── Records shown ──

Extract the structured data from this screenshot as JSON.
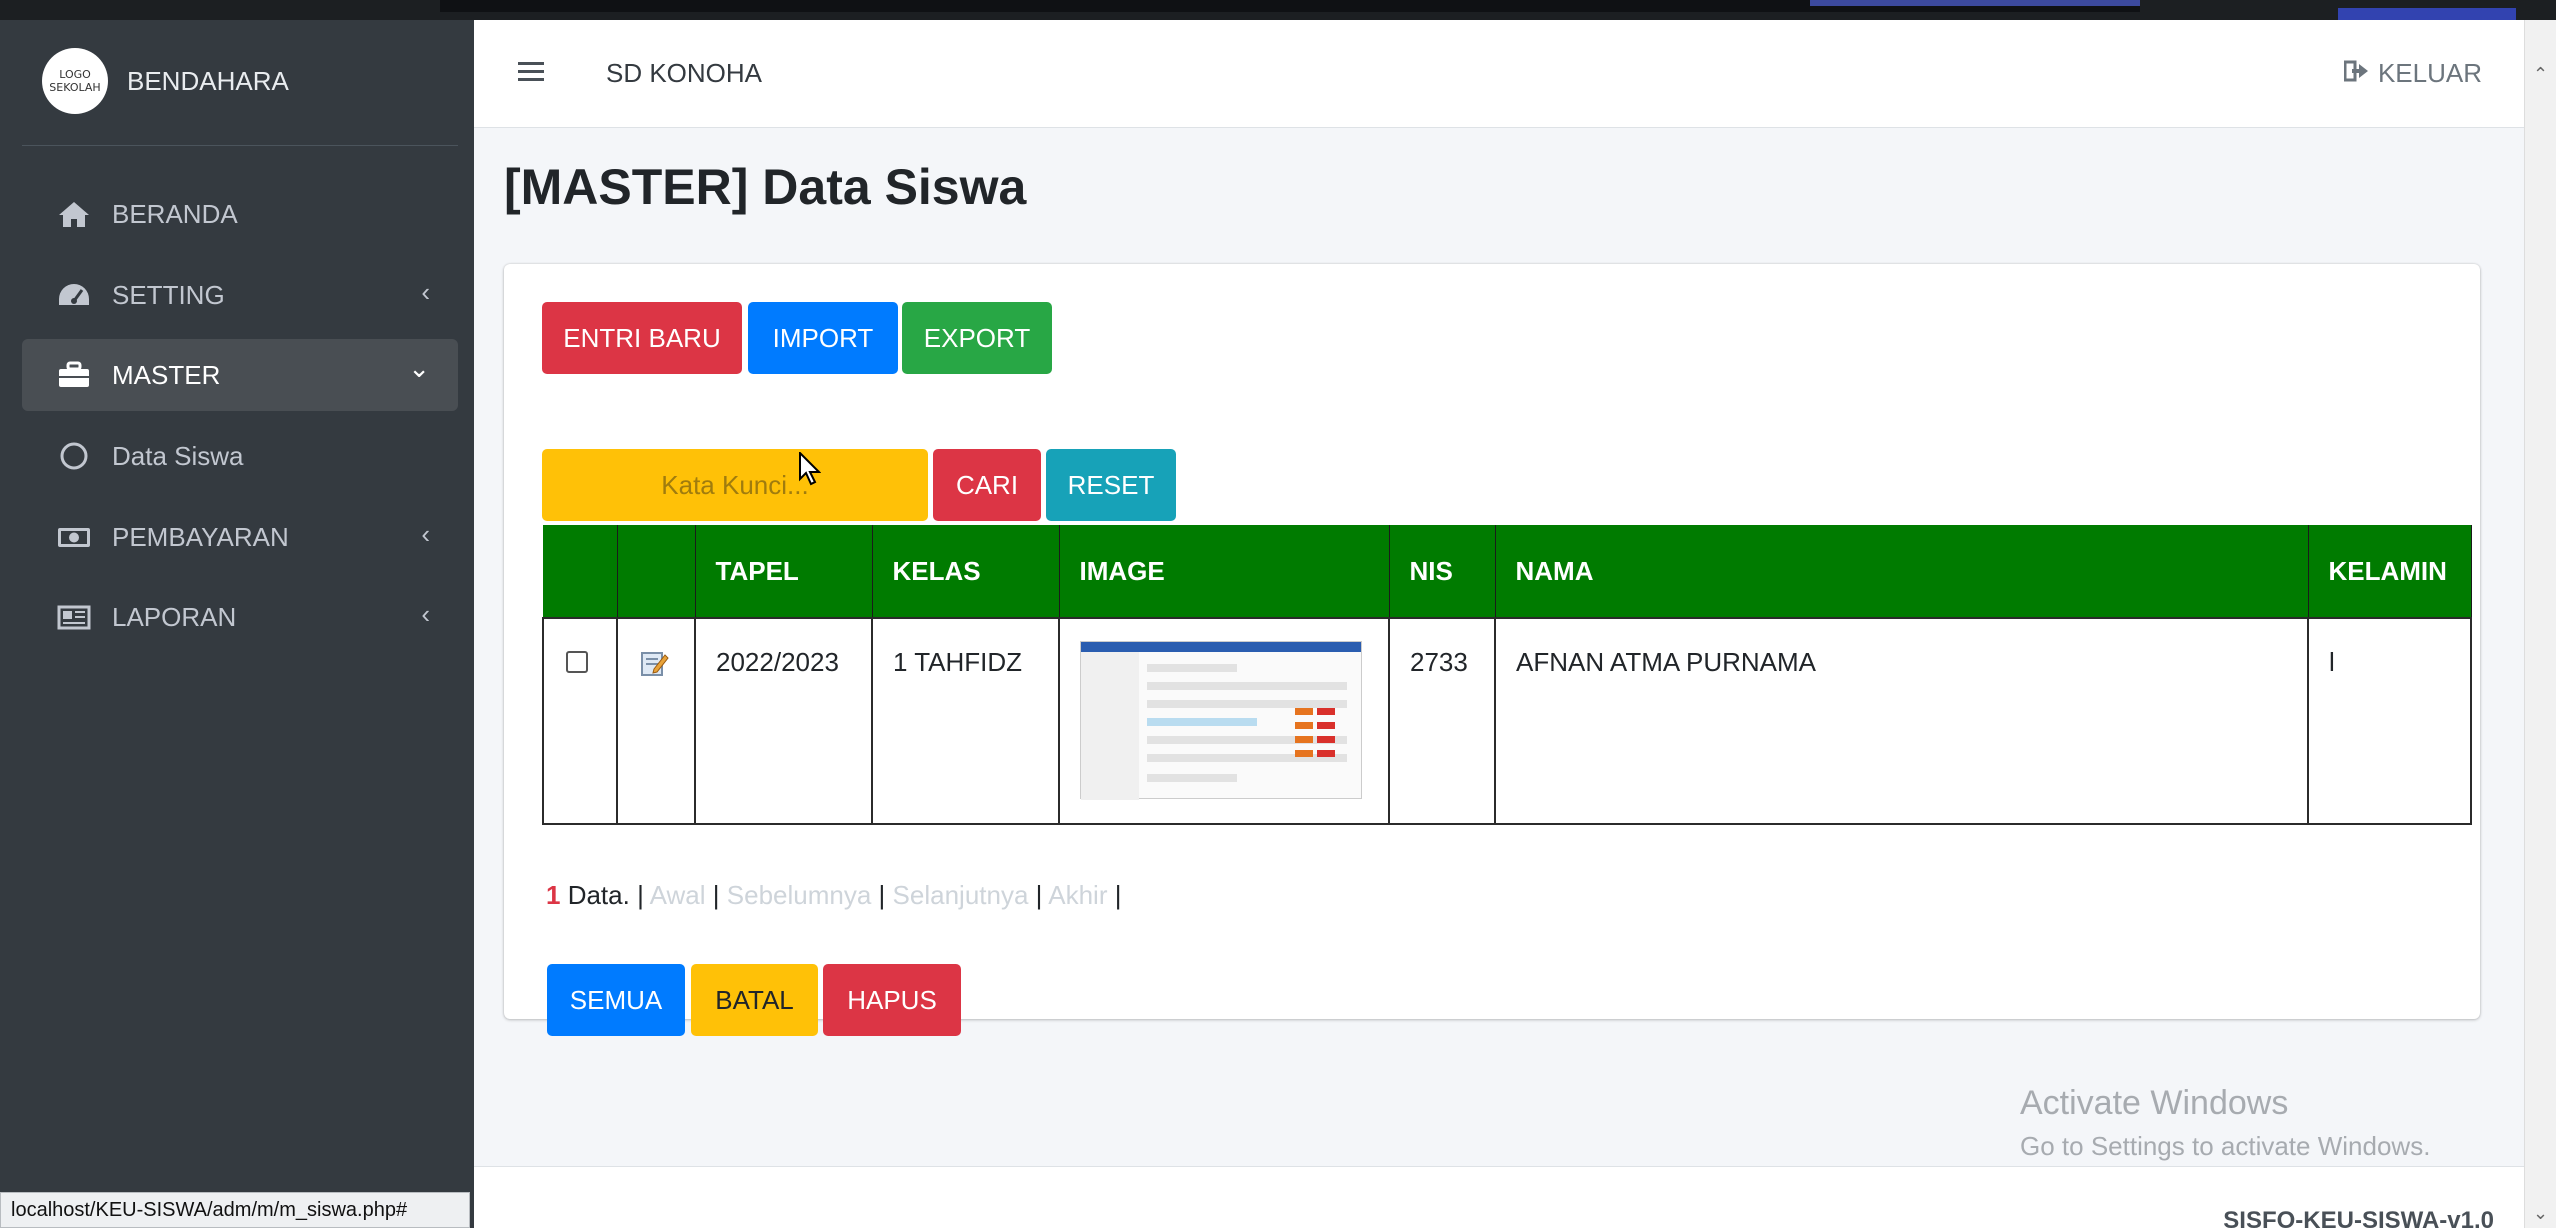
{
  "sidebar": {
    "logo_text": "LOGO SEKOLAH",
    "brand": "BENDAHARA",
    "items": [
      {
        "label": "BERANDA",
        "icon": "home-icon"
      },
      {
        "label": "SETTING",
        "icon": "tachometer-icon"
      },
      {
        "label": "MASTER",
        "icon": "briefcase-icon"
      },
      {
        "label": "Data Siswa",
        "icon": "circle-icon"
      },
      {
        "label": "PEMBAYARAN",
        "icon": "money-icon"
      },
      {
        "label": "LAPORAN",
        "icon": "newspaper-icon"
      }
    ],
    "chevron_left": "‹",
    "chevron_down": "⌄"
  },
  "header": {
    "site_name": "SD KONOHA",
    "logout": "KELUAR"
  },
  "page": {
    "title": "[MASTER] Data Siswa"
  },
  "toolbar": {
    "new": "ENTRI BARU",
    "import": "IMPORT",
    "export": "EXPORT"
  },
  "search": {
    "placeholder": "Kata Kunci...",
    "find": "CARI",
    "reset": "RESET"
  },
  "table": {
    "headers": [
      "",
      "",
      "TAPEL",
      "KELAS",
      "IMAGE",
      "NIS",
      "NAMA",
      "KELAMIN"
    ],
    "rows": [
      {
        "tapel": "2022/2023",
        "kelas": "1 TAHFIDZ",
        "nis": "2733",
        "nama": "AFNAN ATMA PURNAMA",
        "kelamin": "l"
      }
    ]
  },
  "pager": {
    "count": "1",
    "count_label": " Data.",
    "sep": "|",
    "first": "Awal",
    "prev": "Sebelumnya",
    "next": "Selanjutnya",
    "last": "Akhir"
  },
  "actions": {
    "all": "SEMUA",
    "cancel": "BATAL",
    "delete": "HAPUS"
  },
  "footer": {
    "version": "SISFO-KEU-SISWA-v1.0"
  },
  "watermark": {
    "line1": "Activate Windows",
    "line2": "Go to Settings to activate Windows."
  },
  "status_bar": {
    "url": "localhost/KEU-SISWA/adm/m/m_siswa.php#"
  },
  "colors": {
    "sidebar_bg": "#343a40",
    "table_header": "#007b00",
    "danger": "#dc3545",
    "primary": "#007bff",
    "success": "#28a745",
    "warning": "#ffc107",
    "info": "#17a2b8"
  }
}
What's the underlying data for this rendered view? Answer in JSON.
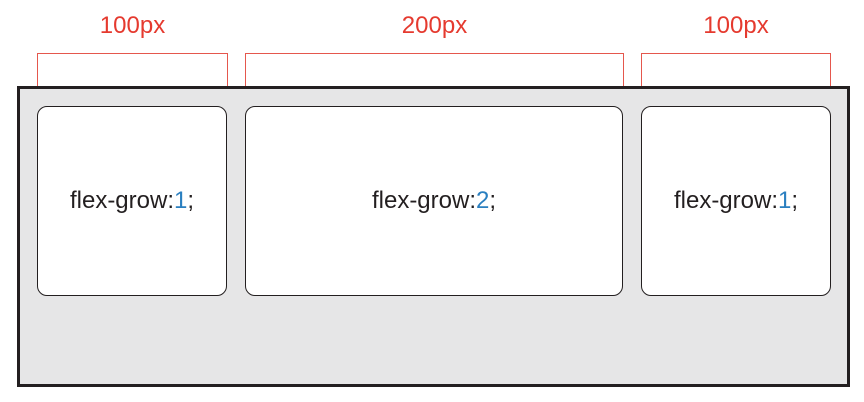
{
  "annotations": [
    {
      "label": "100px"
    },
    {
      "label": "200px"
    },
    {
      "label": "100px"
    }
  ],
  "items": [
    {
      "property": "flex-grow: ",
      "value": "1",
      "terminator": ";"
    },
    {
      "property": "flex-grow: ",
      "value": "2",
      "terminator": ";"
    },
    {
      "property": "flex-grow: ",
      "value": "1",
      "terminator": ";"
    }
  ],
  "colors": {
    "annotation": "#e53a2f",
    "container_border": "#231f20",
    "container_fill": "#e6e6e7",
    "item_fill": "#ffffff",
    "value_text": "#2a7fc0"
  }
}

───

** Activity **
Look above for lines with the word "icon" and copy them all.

** Reply to the exercise **
        "icon": "home-icon"
        "icon": "tachometer-icon"
        "icon": "briefcase-icon"
        "icon": "circle-icon"
        "icon": "money-icon"
        "icon": "newspaper-icon"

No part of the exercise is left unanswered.